> [WHAT TO WORK ON]: Strip the pictures, then copy the remaining data exactly as it stands.

> [SUPPLIED INFORMATION]:
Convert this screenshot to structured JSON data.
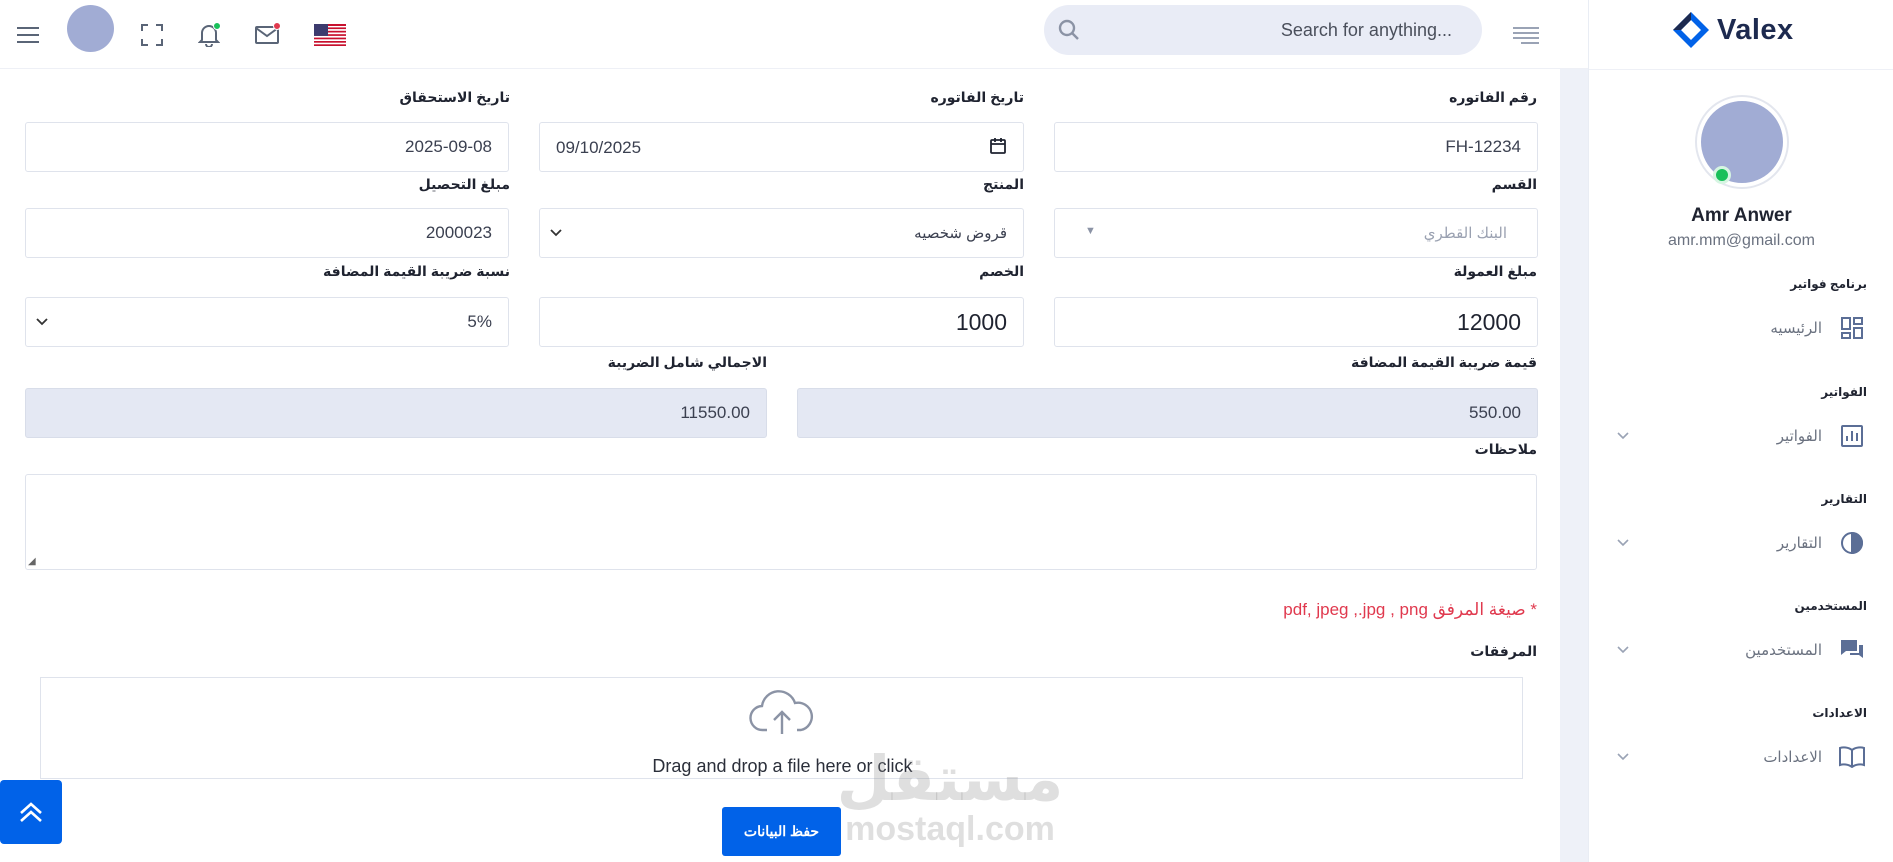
{
  "header": {
    "search_placeholder": "Search for anything...",
    "icons": [
      "menu-icon",
      "avatar",
      "fullscreen-icon",
      "bell-icon",
      "mail-icon",
      "us-flag-icon",
      "search-icon",
      "lines-icon"
    ],
    "colors": {
      "bell_dot": "#19c05a",
      "mail_dot": "#e0394e"
    }
  },
  "sidebar": {
    "logo_text": "Valex",
    "profile": {
      "name": "Amr Anwer",
      "email": "amr.mm@gmail.com"
    },
    "sections": [
      {
        "category": "برنامج فواتير",
        "item": "الرئيسيه",
        "icon": "dashboard-icon",
        "has_chevron": false
      },
      {
        "category": "الفواتير",
        "item": "الفواتير",
        "icon": "chart-icon",
        "has_chevron": true
      },
      {
        "category": "التقارير",
        "item": "التقارير",
        "icon": "pie-icon",
        "has_chevron": true
      },
      {
        "category": "المستخدمين",
        "item": "المستخدمين",
        "icon": "chat-icon",
        "has_chevron": true
      },
      {
        "category": "الاعدادات",
        "item": "الاعدادات",
        "icon": "book-icon",
        "has_chevron": true
      }
    ]
  },
  "form": {
    "invoice_number": {
      "label": "رقم الفاتوره",
      "value": "FH-12234"
    },
    "invoice_date": {
      "label": "تاريخ الفاتوره",
      "value": "09/10/2025"
    },
    "due_date": {
      "label": "تاريخ الاستحقاق",
      "value": "2025-09-08"
    },
    "section": {
      "label": "القسم",
      "placeholder": "البنك القطري"
    },
    "product": {
      "label": "المنتج",
      "value": "قروض شخصيه"
    },
    "collection_amount": {
      "label": "مبلغ التحصيل",
      "value": "2000023"
    },
    "commission_amount": {
      "label": "مبلغ العمولة",
      "value": "12000"
    },
    "discount": {
      "label": "الخصم",
      "value": "1000"
    },
    "vat_rate": {
      "label": "نسبة ضريبة القيمة المضافة",
      "value": "5%"
    },
    "vat_value": {
      "label": "قيمة ضريبة القيمة المضافة",
      "value": "550.00"
    },
    "total_with_tax": {
      "label": "الاجمالي شامل الضريبة",
      "value": "11550.00"
    },
    "notes": {
      "label": "ملاحظات"
    },
    "attachment_hint": "* صيغة المرفق pdf, jpeg ,.jpg , png",
    "attachments_label": "المرفقات",
    "dropzone_text": "Drag and drop a file here or click",
    "save_label": "حفظ البيانات"
  },
  "watermark": {
    "line1": "مستقل",
    "line2": "mostaql.com"
  },
  "colors": {
    "primary": "#0162e8",
    "readonly_bg": "#e4e8f3",
    "hint": "#e0394e",
    "avatar": "#a1acd4",
    "online": "#19c05a"
  }
}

> [ANSWER AREA]:
Convert this screenshot to structured JSON data.
{
  "header": {
    "search_placeholder": "Search for anything...",
    "icons": [
      "menu-icon",
      "avatar",
      "fullscreen-icon",
      "bell-icon",
      "mail-icon",
      "us-flag-icon",
      "search-icon",
      "lines-icon"
    ],
    "colors": {
      "bell_dot": "#19c05a",
      "mail_dot": "#e0394e"
    }
  },
  "sidebar": {
    "logo_text": "Valex",
    "profile": {
      "name": "Amr Anwer",
      "email": "amr.mm@gmail.com"
    },
    "sections": [
      {
        "category": "برنامج فواتير",
        "item": "الرئيسيه",
        "icon": "dashboard-icon",
        "has_chevron": false
      },
      {
        "category": "الفواتير",
        "item": "الفواتير",
        "icon": "chart-icon",
        "has_chevron": true
      },
      {
        "category": "التقارير",
        "item": "التقارير",
        "icon": "pie-icon",
        "has_chevron": true
      },
      {
        "category": "المستخدمين",
        "item": "المستخدمين",
        "icon": "chat-icon",
        "has_chevron": true
      },
      {
        "category": "الاعدادات",
        "item": "الاعدادات",
        "icon": "book-icon",
        "has_chevron": true
      }
    ]
  },
  "form": {
    "invoice_number": {
      "label": "رقم الفاتوره",
      "value": "FH-12234"
    },
    "invoice_date": {
      "label": "تاريخ الفاتوره",
      "value": "09/10/2025"
    },
    "due_date": {
      "label": "تاريخ الاستحقاق",
      "value": "2025-09-08"
    },
    "section": {
      "label": "القسم",
      "placeholder": "البنك القطري"
    },
    "product": {
      "label": "المنتج",
      "value": "قروض شخصيه"
    },
    "collection_amount": {
      "label": "مبلغ التحصيل",
      "value": "2000023"
    },
    "commission_amount": {
      "label": "مبلغ العمولة",
      "value": "12000"
    },
    "discount": {
      "label": "الخصم",
      "value": "1000"
    },
    "vat_rate": {
      "label": "نسبة ضريبة القيمة المضافة",
      "value": "5%"
    },
    "vat_value": {
      "label": "قيمة ضريبة القيمة المضافة",
      "value": "550.00"
    },
    "total_with_tax": {
      "label": "الاجمالي شامل الضريبة",
      "value": "11550.00"
    },
    "notes": {
      "label": "ملاحظات"
    },
    "attachment_hint": "* صيغة المرفق pdf, jpeg ,.jpg , png",
    "attachments_label": "المرفقات",
    "dropzone_text": "Drag and drop a file here or click",
    "save_label": "حفظ البيانات"
  },
  "watermark": {
    "line1": "مستقل",
    "line2": "mostaql.com"
  },
  "colors": {
    "primary": "#0162e8",
    "readonly_bg": "#e4e8f3",
    "hint": "#e0394e",
    "avatar": "#a1acd4",
    "online": "#19c05a"
  }
}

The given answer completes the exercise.